# WHAT YOU WILL DO:
Copy out, from the data, each line containing the string "icon".

# DATASET RECORDS:
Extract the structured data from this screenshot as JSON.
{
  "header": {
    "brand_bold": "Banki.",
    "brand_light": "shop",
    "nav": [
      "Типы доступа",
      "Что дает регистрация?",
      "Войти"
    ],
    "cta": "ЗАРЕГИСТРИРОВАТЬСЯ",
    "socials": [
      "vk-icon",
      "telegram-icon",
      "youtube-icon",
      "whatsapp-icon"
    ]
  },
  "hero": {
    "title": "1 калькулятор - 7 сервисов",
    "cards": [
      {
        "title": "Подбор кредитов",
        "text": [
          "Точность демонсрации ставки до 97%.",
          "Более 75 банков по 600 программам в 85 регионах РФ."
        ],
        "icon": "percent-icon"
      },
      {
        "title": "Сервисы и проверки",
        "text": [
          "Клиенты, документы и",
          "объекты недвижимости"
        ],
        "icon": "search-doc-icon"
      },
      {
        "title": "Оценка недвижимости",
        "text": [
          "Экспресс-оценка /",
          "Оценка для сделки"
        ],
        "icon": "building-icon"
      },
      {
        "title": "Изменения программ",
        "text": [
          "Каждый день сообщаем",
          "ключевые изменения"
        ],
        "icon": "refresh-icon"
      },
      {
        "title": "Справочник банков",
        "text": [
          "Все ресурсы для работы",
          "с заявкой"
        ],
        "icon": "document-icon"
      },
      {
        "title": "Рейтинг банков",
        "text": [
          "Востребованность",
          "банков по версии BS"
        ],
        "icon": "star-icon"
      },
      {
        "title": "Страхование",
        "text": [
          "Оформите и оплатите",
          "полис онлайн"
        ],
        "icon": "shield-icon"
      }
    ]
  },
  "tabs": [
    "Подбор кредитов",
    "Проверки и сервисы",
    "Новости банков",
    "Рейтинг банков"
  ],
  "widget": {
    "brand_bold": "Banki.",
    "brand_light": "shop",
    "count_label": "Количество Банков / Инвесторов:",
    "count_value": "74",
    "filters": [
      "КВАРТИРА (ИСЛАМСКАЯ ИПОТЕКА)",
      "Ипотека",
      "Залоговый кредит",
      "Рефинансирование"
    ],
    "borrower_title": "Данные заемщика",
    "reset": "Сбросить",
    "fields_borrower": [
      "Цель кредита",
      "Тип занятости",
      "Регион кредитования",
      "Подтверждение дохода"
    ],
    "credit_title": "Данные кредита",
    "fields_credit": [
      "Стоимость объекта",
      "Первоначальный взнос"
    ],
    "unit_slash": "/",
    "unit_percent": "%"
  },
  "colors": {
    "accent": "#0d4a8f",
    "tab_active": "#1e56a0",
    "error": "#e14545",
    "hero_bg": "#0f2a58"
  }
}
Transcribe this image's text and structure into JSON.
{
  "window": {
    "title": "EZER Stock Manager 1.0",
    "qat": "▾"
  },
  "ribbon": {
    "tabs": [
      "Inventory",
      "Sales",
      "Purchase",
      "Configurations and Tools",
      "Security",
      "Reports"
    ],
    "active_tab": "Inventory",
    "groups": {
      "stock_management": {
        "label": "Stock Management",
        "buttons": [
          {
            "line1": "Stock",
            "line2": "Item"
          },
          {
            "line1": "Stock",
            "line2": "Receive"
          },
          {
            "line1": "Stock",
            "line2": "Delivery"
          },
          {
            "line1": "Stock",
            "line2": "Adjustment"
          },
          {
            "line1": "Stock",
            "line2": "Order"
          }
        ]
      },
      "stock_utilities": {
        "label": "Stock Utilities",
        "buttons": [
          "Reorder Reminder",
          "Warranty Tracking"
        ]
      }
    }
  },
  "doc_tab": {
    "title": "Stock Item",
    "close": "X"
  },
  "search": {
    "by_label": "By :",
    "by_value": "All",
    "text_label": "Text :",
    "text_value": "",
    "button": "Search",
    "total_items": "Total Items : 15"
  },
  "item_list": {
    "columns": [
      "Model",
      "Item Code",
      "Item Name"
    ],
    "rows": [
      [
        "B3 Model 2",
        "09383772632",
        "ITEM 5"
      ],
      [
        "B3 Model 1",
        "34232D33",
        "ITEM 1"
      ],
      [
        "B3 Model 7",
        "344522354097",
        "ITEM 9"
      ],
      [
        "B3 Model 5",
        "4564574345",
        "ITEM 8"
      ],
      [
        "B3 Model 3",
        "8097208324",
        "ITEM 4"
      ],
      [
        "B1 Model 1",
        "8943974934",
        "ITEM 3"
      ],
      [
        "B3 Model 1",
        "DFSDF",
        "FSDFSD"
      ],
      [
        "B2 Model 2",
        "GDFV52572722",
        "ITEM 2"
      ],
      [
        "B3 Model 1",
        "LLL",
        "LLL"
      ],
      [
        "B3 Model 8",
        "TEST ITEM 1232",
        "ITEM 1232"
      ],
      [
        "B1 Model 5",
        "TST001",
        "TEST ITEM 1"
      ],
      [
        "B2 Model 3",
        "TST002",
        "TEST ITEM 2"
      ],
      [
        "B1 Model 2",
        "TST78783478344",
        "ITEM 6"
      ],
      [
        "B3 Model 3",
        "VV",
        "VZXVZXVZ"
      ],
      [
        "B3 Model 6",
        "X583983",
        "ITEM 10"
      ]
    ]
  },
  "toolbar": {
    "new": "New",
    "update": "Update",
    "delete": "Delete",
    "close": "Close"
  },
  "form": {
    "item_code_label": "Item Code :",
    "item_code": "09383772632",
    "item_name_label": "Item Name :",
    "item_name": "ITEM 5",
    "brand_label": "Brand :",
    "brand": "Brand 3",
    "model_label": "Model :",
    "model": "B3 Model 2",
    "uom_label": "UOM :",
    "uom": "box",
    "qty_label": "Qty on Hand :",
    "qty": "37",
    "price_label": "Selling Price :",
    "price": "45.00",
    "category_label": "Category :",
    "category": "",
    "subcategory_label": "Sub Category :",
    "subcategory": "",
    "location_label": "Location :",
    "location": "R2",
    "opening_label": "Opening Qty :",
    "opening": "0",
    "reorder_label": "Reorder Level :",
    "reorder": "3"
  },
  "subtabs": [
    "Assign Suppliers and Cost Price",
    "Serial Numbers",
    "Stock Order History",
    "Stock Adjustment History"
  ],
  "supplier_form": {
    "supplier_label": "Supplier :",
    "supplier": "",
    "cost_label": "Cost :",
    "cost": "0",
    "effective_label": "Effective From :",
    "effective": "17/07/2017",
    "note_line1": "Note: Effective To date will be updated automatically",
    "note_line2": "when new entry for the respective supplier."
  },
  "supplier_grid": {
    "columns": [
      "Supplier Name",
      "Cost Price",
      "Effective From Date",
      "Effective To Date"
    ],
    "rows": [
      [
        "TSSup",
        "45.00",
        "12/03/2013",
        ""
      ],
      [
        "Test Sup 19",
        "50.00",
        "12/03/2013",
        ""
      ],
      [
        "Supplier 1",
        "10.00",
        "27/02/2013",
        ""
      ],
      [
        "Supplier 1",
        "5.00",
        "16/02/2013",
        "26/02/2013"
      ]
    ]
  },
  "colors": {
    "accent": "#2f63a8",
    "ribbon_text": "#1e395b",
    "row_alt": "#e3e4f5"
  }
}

# SOLUTION TO THE EXERCISE:
      "vk-icon",
      "telegram-icon",
      "youtube-icon",
      "whatsapp-icon"
        "icon": "percent-icon"
        "icon": "search-doc-icon"
        "icon": "building-icon"
        "icon": "refresh-icon"
        "icon": "document-icon"
        "icon": "star-icon"
        "icon": "shield-icon"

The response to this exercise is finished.